Tritonic scale

A tritonic scale is a musical scale or mode with three notes per octave. This is in contrast to a heptatonic (seven-note) scale such as the major scale and minor scale, or a dodecatonic (chromatic 12-note) scale, both common in modern Western music. Tritonic scales are not common in modern art music, and are generally associated with savage and primitive music, in both the descriptive and the derogatory senses.



Early Indian Rig Vedic hymns were tri-tonic, sung in three pitches with no octave: Udatta, Anudatta, and Swarita.


In a 1969 study, Mervyn McLean noted that tritonic scales were the most common among the Maori tribes he surveyed, comprising 47% of the scales used.

South America
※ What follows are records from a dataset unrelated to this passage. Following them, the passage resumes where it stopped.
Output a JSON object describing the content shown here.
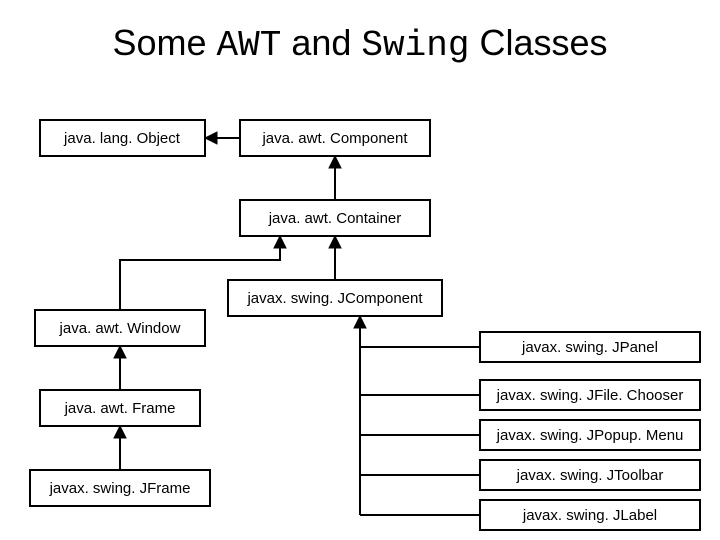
{
  "title": {
    "part1": "Some ",
    "part2": "AWT",
    "part3": " and ",
    "part4": "Swing",
    "part5": " Classes"
  },
  "boxes": {
    "object": "java. lang. Object",
    "component": "java. awt. Component",
    "container": "java. awt. Container",
    "jcomponent": "javax. swing. JComponent",
    "window": "java. awt. Window",
    "frame": "java. awt. Frame",
    "jframe": "javax. swing. JFrame",
    "jpanel": "javax. swing. JPanel",
    "jfilechooser": "javax. swing. JFile. Chooser",
    "jpopupmenu": "javax. swing. JPopup. Menu",
    "jtoolbar": "javax. swing. JToolbar",
    "jlabel": "javax. swing. JLabel"
  }
}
The pre-Hispanic herranza ritual music of the Andes is generally tritonic, based on a major triad, and played on the waqra phuku trumpet, violin, and singer with a tinya drum. The tritonic scale is largely limited to this ritual and to some southern Peruvian Carnival music.